== DATASET ==
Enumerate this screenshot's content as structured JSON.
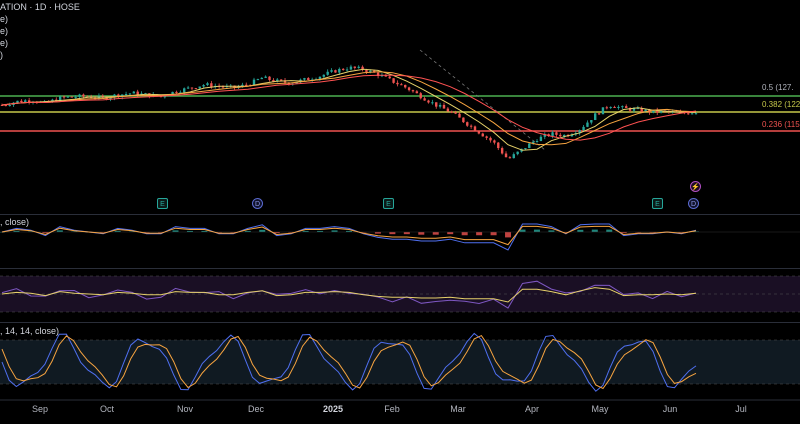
{
  "header": {
    "title_fragment": "ATION · 1D · HOSE",
    "legend_lines": [
      "e)",
      "e)",
      "e)",
      ")"
    ]
  },
  "panes": {
    "macd_title": ", close)",
    "stoch_title": ", 14, 14, close)"
  },
  "fib_levels": [
    {
      "label": "0.5 (127.",
      "color": "#b2b5be"
    },
    {
      "label": "0.382 (122.",
      "color": "#c6c84a"
    },
    {
      "label": "0.236 (115.",
      "color": "#ef5350"
    }
  ],
  "events": [
    {
      "type": "E",
      "name": "earnings-event-icon"
    },
    {
      "type": "D",
      "name": "dividend-event-icon"
    },
    {
      "type": "E",
      "name": "earnings-event-icon"
    },
    {
      "type": "E",
      "name": "earnings-event-icon"
    },
    {
      "type": "D",
      "name": "dividend-event-icon"
    },
    {
      "type": "⚡",
      "name": "split-event-icon"
    }
  ],
  "x_labels": [
    "Sep",
    "Oct",
    "Nov",
    "Dec",
    "2025",
    "Feb",
    "Mar",
    "Apr",
    "May",
    "Jun",
    "Jul"
  ],
  "colors": {
    "up": "#26a69a",
    "down": "#ef5350",
    "fib_green": "#4caf50",
    "fib_yellow": "#c6c84a",
    "fib_red": "#ef5350",
    "ma_orange": "#f7a440",
    "ma_red": "#ff5252",
    "ma_yellow": "#e6d16a",
    "line_blue": "#4f6ff0"
  },
  "chart_data": {
    "type": "line",
    "series": [
      {
        "values": [
          50,
          52,
          53,
          51,
          54,
          55,
          55,
          54,
          56,
          57,
          56,
          55,
          58,
          60,
          62,
          61,
          60,
          62,
          66,
          64,
          63,
          65,
          67,
          70,
          72,
          71,
          68,
          64,
          60,
          55,
          50,
          46,
          40,
          34,
          28,
          18,
          24,
          30,
          33,
          32,
          36,
          44,
          50,
          48,
          47,
          46,
          46,
          45,
          46
        ]
      }
    ]
  }
}
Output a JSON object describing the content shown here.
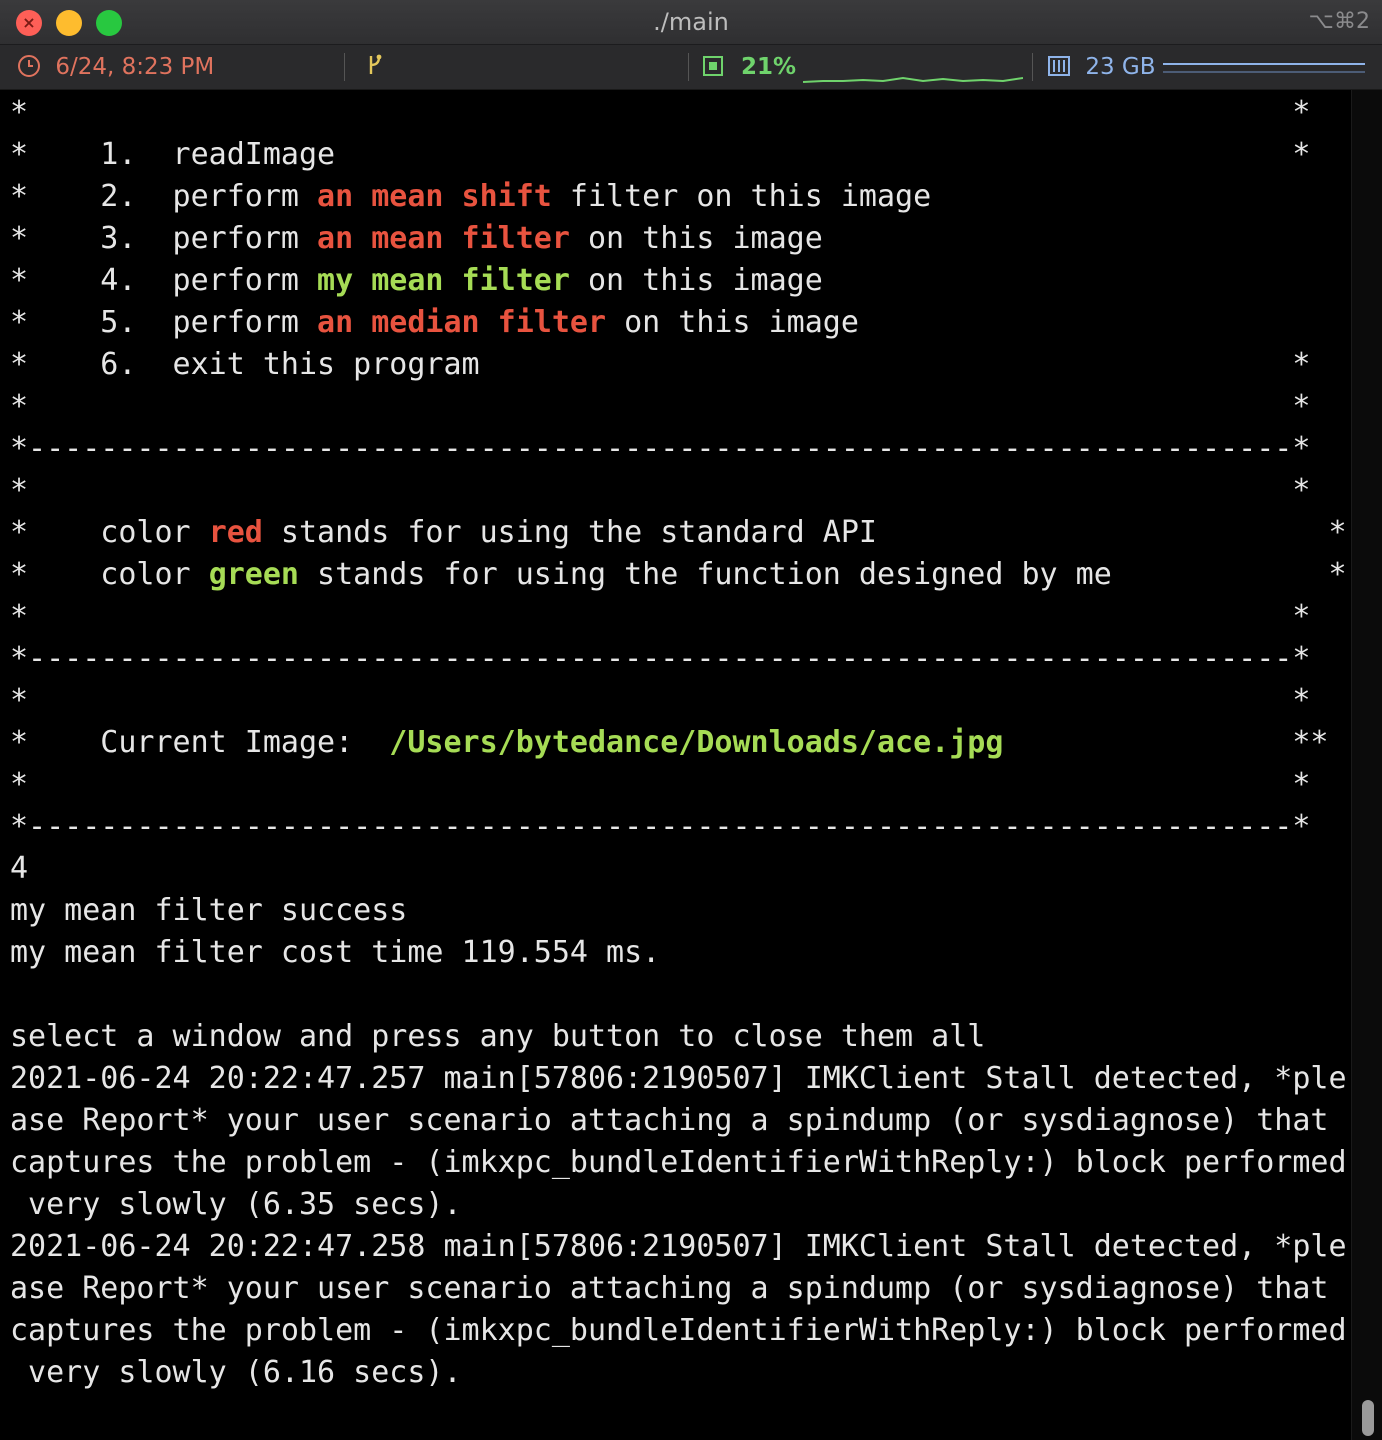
{
  "window": {
    "title": "./main",
    "shortcut": "⌥⌘2"
  },
  "status": {
    "datetime": "6/24, 8:23 PM",
    "git_icon": "branch-icon",
    "cpu": "21%",
    "memory": "23 GB"
  },
  "colors": {
    "red": "#e8533f",
    "green": "#a6dc55",
    "text": "#e6e6e6"
  },
  "terminal": {
    "lines": [
      [
        {
          "t": "*                                                                      *"
        }
      ],
      [
        {
          "t": "*    1.  readImage                                                     *"
        }
      ],
      [
        {
          "t": "*    2.  perform "
        },
        {
          "t": "an mean shift",
          "c": "r"
        },
        {
          "t": " filter on this image                           *"
        }
      ],
      [
        {
          "t": "*    3.  perform "
        },
        {
          "t": "an mean filter",
          "c": "r"
        },
        {
          "t": " on this image                                 *"
        }
      ],
      [
        {
          "t": "*    4.  perform "
        },
        {
          "t": "my mean filter",
          "c": "g"
        },
        {
          "t": " on this image                                 *"
        }
      ],
      [
        {
          "t": "*    5.  perform "
        },
        {
          "t": "an median filter",
          "c": "r"
        },
        {
          "t": " on this image                               *"
        }
      ],
      [
        {
          "t": "*    6.  exit this program                                             *"
        }
      ],
      [
        {
          "t": "*                                                                      *"
        }
      ],
      [
        {
          "t": "*----------------------------------------------------------------------*"
        }
      ],
      [
        {
          "t": "*                                                                      *"
        }
      ],
      [
        {
          "t": "*    color "
        },
        {
          "t": "red",
          "c": "r"
        },
        {
          "t": " stands for using the standard API                         *"
        }
      ],
      [
        {
          "t": "*    color "
        },
        {
          "t": "green",
          "c": "g"
        },
        {
          "t": " stands for using the function designed by me            *"
        }
      ],
      [
        {
          "t": "*                                                                      *"
        }
      ],
      [
        {
          "t": "*----------------------------------------------------------------------*"
        }
      ],
      [
        {
          "t": "*                                                                      *"
        }
      ],
      [
        {
          "t": "*    Current Image:  "
        },
        {
          "t": "/Users/bytedance/Downloads/ace.jpg",
          "c": "g"
        },
        {
          "t": "                **"
        }
      ],
      [
        {
          "t": "*                                                                      *"
        }
      ],
      [
        {
          "t": "*----------------------------------------------------------------------*"
        }
      ],
      [
        {
          "t": "4"
        }
      ],
      [
        {
          "t": "my mean filter success"
        }
      ],
      [
        {
          "t": "my mean filter cost time 119.554 ms."
        }
      ],
      [
        {
          "t": ""
        }
      ],
      [
        {
          "t": "select a window and press any button to close them all"
        }
      ],
      [
        {
          "t": "2021-06-24 20:22:47.257 main[57806:2190507] IMKClient Stall detected, *ple"
        }
      ],
      [
        {
          "t": "ase Report* your user scenario attaching a spindump (or sysdiagnose) that"
        }
      ],
      [
        {
          "t": "captures the problem - (imkxpc_bundleIdentifierWithReply:) block performed"
        }
      ],
      [
        {
          "t": " very slowly (6.35 secs)."
        }
      ],
      [
        {
          "t": "2021-06-24 20:22:47.258 main[57806:2190507] IMKClient Stall detected, *ple"
        }
      ],
      [
        {
          "t": "ase Report* your user scenario attaching a spindump (or sysdiagnose) that"
        }
      ],
      [
        {
          "t": "captures the problem - (imkxpc_bundleIdentifierWithReply:) block performed"
        }
      ],
      [
        {
          "t": " very slowly (6.16 secs)."
        }
      ]
    ]
  }
}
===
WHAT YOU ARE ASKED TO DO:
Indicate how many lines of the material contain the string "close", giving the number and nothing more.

THE COMPLETED TASK:
3